People are mad that Serena Williams beat a horse for Sportsperson of the Year

Don’t mess with horse people.

The fury of racing fans is all over the Internet today after Sports Illustrated announced that it crowned tennis icon Serena Williams its 2015 Sportsperson of the Year.

American Pharoah, a Breeder’s Cup Classic and Triple Crown winner who retired this year after taking becoming the first horse ever to win a ‘Grand Slam’ and take all four 2015 American racing titles, won the Sports Illustrated readers’ poll by a landslide. On Sunday, the magazine announced that American Pharoah had received a whopping 47 percent of the vote for Sportsperson of the Year, beating out second-place scorers Kansas City Royals, third-place soccer champ Lionel Messi, and a list of other athletes. 

Williams had come in low on the reader’s poll at number 12, just behind UFC fighter Ronda Rousey. And yet today, the magazine revealed that it had awarded the title to Williams with a cover story and eye-catching cover. That’s when the outrage of horse racing fans hit social media. 
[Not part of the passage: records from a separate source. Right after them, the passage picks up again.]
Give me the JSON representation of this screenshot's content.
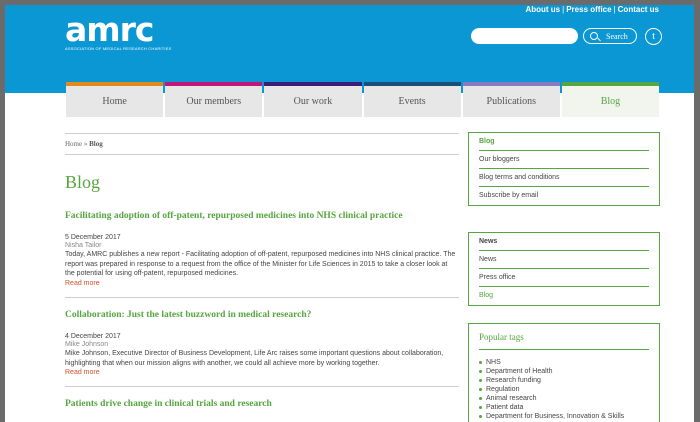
{
  "header": {
    "logo_text": "amrc",
    "logo_subtitle": "ASSOCIATION OF MEDICAL RESEARCH CHARITIES",
    "links": [
      "About us",
      "Press office",
      "Contact us"
    ],
    "search_placeholder": "",
    "search_label": "Search"
  },
  "nav": {
    "items": [
      {
        "label": "Home",
        "color": "#e08a1e"
      },
      {
        "label": "Our members",
        "color": "#c2167a"
      },
      {
        "label": "Our work",
        "color": "#3a1c79"
      },
      {
        "label": "Events",
        "color": "#1b4f7a"
      },
      {
        "label": "Publications",
        "color": "#8a7ac0"
      },
      {
        "label": "Blog",
        "color": "#55a540"
      }
    ]
  },
  "breadcrumb": {
    "home": "Home",
    "sep": "»",
    "current": "Blog"
  },
  "page_title": "Blog",
  "articles": [
    {
      "title": "Facilitating adoption of off-patent, repurposed medicines into NHS clinical practice",
      "date": "5 December 2017",
      "author": "Nisha Tailor",
      "body": "Today, AMRC publishes a new report - Facilitating adoption of off-patent, repurposed medicines into NHS clinical practice. The report was prepared in response to a request from the office of the Minister for Life Sciences in 2015 to take a closer look at the potential for using off-patent, repurposed medicines.",
      "more": "Read more"
    },
    {
      "title": "Collaboration: Just the latest buzzword in medical research?",
      "date": "4 December 2017",
      "author": "Mike Johnson",
      "body": "Mike Johnson, Executive Director of Business Development, Life Arc raises some important questions about collaboration, highlighting that when our mission aligns with another, we could all achieve more by working together.",
      "more": "Read more"
    },
    {
      "title": "Patients drive change in clinical trials and research"
    }
  ],
  "sidebar": {
    "blog_box": [
      "Blog",
      "Our bloggers",
      "Blog terms and conditions",
      "Subscribe by email"
    ],
    "news_box": [
      "News",
      "News",
      "Press office",
      "Blog"
    ],
    "tags_title": "Popular tags",
    "tags": [
      "NHS",
      "Department of Health",
      "Research funding",
      "Regulation",
      "Animal research",
      "Patient data",
      "Department for Business, Innovation & Skills"
    ]
  }
}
American Pharoah’s outspoken owner Ahmed Zayat tweeted that his famous horse had been “robbed.” Fans and racing reporters joined in, questioning why the Sports Illustrated readers’ poll exists at all if the votes don’t impact the choice of winner. Many threatened to cancel their subscriptions to the magazine in protest.

As American Pharoah fans expressed their anger at the snub, they were roundly dragged on Twitter for supporting a horse over a human. Others responded by pointing out that Sports Illustrated itself had included the horse in its Sportsperson of the Year poll, not to mention this year’s epic Grand Slam win. 

But Williams also had a tremendous year, overcoming illness and injury to win the 2015 Wimbledon Championships for the sixth time in her career. She was also ranked number one overall in singles, despite failing to grab the 2015 Grand Slam in what has been called one of the biggest upsets in tennis history.

Williams fans reacted to the controversy with disbelief, suggesting that complaints about her win were driven by racism and misogyny. 

Those who sat neither on Team Serena nor Team Horse mostly used the trending platform to joke about American Pharoah’s reaction, illustrate memes, or suggest that the public redirect its attention to other, perhaps more important topics such as the anniversary of the Sandy Hook shootings.

Williams herself hasn’t addressed the controversy over her Sportsperson of the Year title, but she did post a heartfelt message of gratitude on Instagram Monday morning.

Illustration by Max Fleishman

Mary Emily O'Hara

Mary Emily O'Hara

Mary Emily O'Hara is an LGBTQ reporter. Her work has appeared in Rolling Stone, NBC Out, Daily Dot, Broadly, Vice, the Daily Beast, the Advocate, Huffington Post, DNAinfo, Al Jazeera, and Portland's Pulitzer Prize-winning newsweekly Willamette Week, among other outlets.